We cut our lucerne/fescue mix twice and then graze finishing lambs on the aftermaths from late August until mid-winter (depending on growth). They have access to salt blocks but no other supplementary feed. This year an 8 ha (20 acre) block was divided into five paddocks and the sheep were rotated around (based on sward height). Lamb performance was better than similar lambs grazing roots. The lambs tended to eat the lucerne leaves and then the stalks. Care was taken not to overgraze, because this can cause weed issues in the next season. We are also finishing lambs inside on a mix of lucerne silage with oats and barley. One group was growing at 3 kg per week, but they tend to average 1.5 kg per week.

Research work - grazing lambs

Find out how weaned lambs performed on crops of lucerne, red clover and perennial ryegrass in trials at Aberystwyth University.

Work conducted at Aberystwyth University on grazing weaned lambs on pure swards of red clover, lucerne and perennial ryegrass from July to finishing, showed that lucerne was between the crops in terms of performance.

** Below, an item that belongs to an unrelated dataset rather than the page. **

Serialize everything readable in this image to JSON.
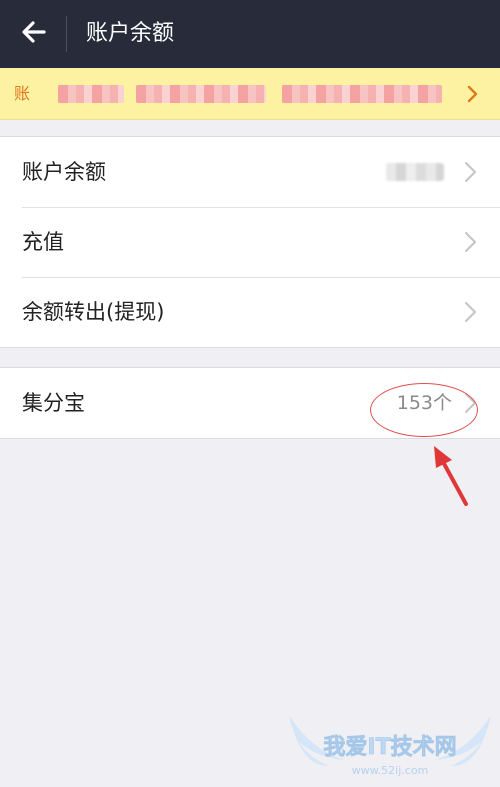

Results from lamb grazing trial at Aberystwyth University


Red clover


Perennial ryegrass

Days to slaughter




Liveweight gain (g/day)




Cold carcase weight (kg)




Killing-out percentage (%)




Source: Fraser et al., 2004

The same experiment found that lambs grazing on the different forage crops had different fatty acid compositions in their muscles, although there were no significant differences in meat eating quality.

Research work - grazing bulls

Discover how bulls averaged daily liveweight gains of 1.3 kg/day on a lucerne and barley diet.

Work from Spain found that incorporating lucerne grazing with barley supplementation of 1.8 kg DM/day, from weaning at 224 kg to target slaughter weight of 450 kg, was cost-effective when compared with feeding concentrates.

The bulls grew at 1.3 kg liveweight (LW)/day on the lucerne and barley, compared with 1.5 kg LW/day on a feedlot system. The animals on the feedlot were finished 24 days earlier, but the cost of the lucerne-based system was 15% lower.